Sparklies will continue to grow as they consume flammable substances until they run out of them, at which point they begin to move sluggishly as they search for more food. They can survive, depending on their size, for up to an hour without sustenance. If they do not find any, they will gradually shrink as their body consumes itself, and finally die, expelling thousands of ashen seeds into the air upon death. Even a partially starved sparkly, re-introduced to food, will have a low chance of survival. The seeds often wind up in fields and across the ground, and are known to make their way into the pores of wood or grain plants. Such environments are perfect for sparklies to thrive.
When sparklies are found, they should be smothered immediately to keep them from growing.
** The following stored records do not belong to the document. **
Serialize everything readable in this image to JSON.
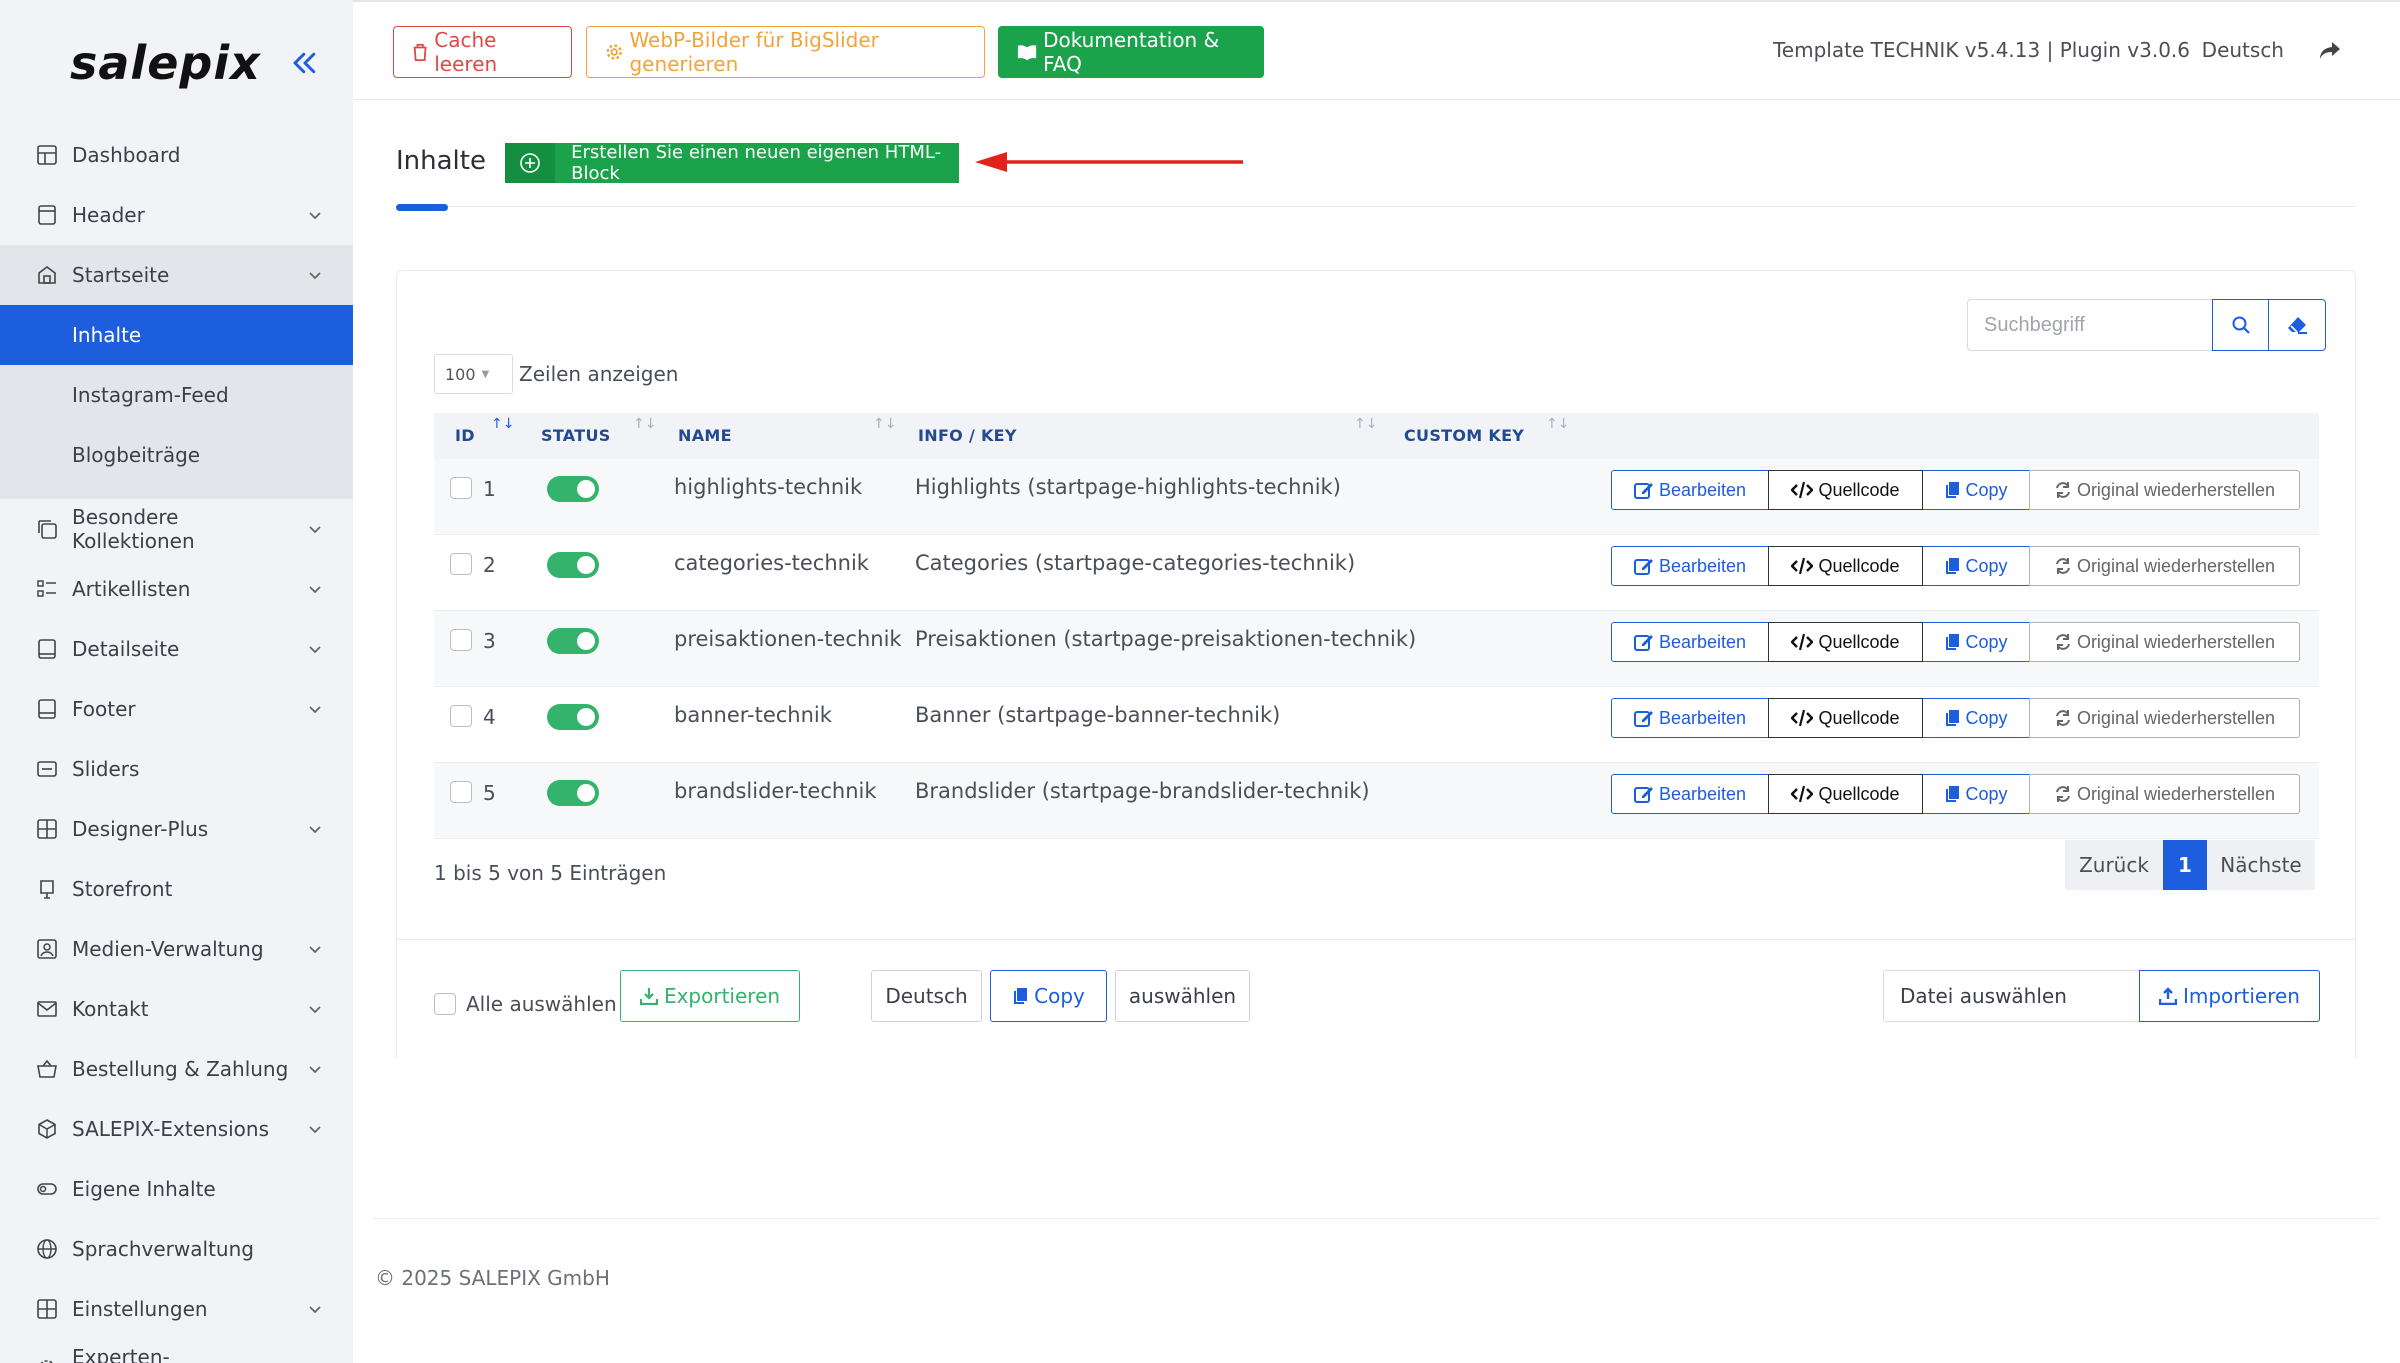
{
  "sidebar": {
    "logo": "salepix",
    "items": [
      {
        "label": "Dashboard",
        "icon": "dashboard-icon",
        "chevron": false
      },
      {
        "label": "Header",
        "icon": "header-icon",
        "chevron": true
      },
      {
        "label": "Startseite",
        "icon": "home-icon",
        "chevron": true,
        "open": true,
        "children": [
          {
            "label": "Inhalte",
            "active": true
          },
          {
            "label": "Instagram-Feed"
          },
          {
            "label": "Blogbeiträge"
          }
        ]
      },
      {
        "label": "Besondere Kollektionen",
        "icon": "collections-icon",
        "chevron": true
      },
      {
        "label": "Artikellisten",
        "icon": "list-icon",
        "chevron": true
      },
      {
        "label": "Detailseite",
        "icon": "detail-icon",
        "chevron": true
      },
      {
        "label": "Footer",
        "icon": "footer-icon",
        "chevron": true
      },
      {
        "label": "Sliders",
        "icon": "slider-icon",
        "chevron": false
      },
      {
        "label": "Designer-Plus",
        "icon": "grid-icon",
        "chevron": true
      },
      {
        "label": "Storefront",
        "icon": "storefront-icon",
        "chevron": false
      },
      {
        "label": "Medien-Verwaltung",
        "icon": "media-icon",
        "chevron": true
      },
      {
        "label": "Kontakt",
        "icon": "mail-icon",
        "chevron": true
      },
      {
        "label": "Bestellung & Zahlung",
        "icon": "basket-icon",
        "chevron": true
      },
      {
        "label": "SALEPIX-Extensions",
        "icon": "cube-icon",
        "chevron": true
      },
      {
        "label": "Eigene Inhalte",
        "icon": "toggle-icon",
        "chevron": false
      },
      {
        "label": "Sprachverwaltung",
        "icon": "globe-icon",
        "chevron": false
      },
      {
        "label": "Einstellungen",
        "icon": "settings-grid-icon",
        "chevron": true
      },
      {
        "label": "Experten-Einstellungen",
        "icon": "gear-icon",
        "chevron": true
      }
    ]
  },
  "topbar": {
    "cache_label": "Cache leeren",
    "webp_label": "WebP-Bilder für BigSlider generieren",
    "doc_label": "Dokumentation & FAQ",
    "version": "Template TECHNIK v5.4.13 | Plugin v3.0.6",
    "language": "Deutsch"
  },
  "main": {
    "title": "Inhalte",
    "new_block_label": "Erstellen Sie einen neuen eigenen HTML-Block",
    "search_placeholder": "Suchbegriff",
    "page_length": "100",
    "page_length_label": "Zeilen anzeigen",
    "columns": [
      "ID",
      "STATUS",
      "NAME",
      "INFO / KEY",
      "CUSTOM KEY"
    ],
    "rows": [
      {
        "id": "1",
        "name": "highlights-technik",
        "info": "Highlights (startpage-highlights-technik)"
      },
      {
        "id": "2",
        "name": "categories-technik",
        "info": "Categories (startpage-categories-technik)"
      },
      {
        "id": "3",
        "name": "preisaktionen-technik",
        "info": "Preisaktionen (startpage-preisaktionen-technik)"
      },
      {
        "id": "4",
        "name": "banner-technik",
        "info": "Banner (startpage-banner-technik)"
      },
      {
        "id": "5",
        "name": "brandslider-technik",
        "info": "Brandslider (startpage-brandslider-technik)"
      }
    ],
    "row_actions": {
      "edit": "Bearbeiten",
      "source": "Quellcode",
      "copy": "Copy",
      "restore": "Original wiederherstellen"
    },
    "info_text": "1 bis 5 von 5 Einträgen",
    "pager": {
      "prev": "Zurück",
      "current": "1",
      "next": "Nächste"
    },
    "footer": {
      "select_all": "Alle auswählen",
      "export": "Exportieren",
      "language": "Deutsch",
      "copy": "Copy",
      "choose": "auswählen",
      "file_choose": "Datei auswählen",
      "import": "Importieren"
    }
  },
  "copyright": "© 2025 SALEPIX GmbH",
  "colors": {
    "primary": "#1c5ede",
    "success": "#1aa34a",
    "danger": "#e04848",
    "warning": "#f0a43a",
    "sidebar_bg": "#f2f3f6"
  }
}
They most often hatch from within logs during burning, lulled into awakening by the flame, so be sure that a fire is completely extinguished when you are done with it and keep an eye on any sparks to see that they die out. Water is ineffective against sparklies of any size; it proves more of an inconvenience to them than a weapon. However, soaking the area where they feed will inhibit their feeding, and rain may make it impossible for them to find consumable materials, and may even prevent volitile eggs from being able to hatch.
Some people use sparklies as a light source, though in most civilized countries a permit is required to keep them. Placing a handful of the bugs in a jar or other enclosure with a tiny air hole and a wad of paper is the most common method. The lack of airflow restricts the sparklies' consumption, allowing them to survive on the paper for a long period of time. Few find the prospect of living flames worth the trouble of keeping them, however.
This creature is a class C threat.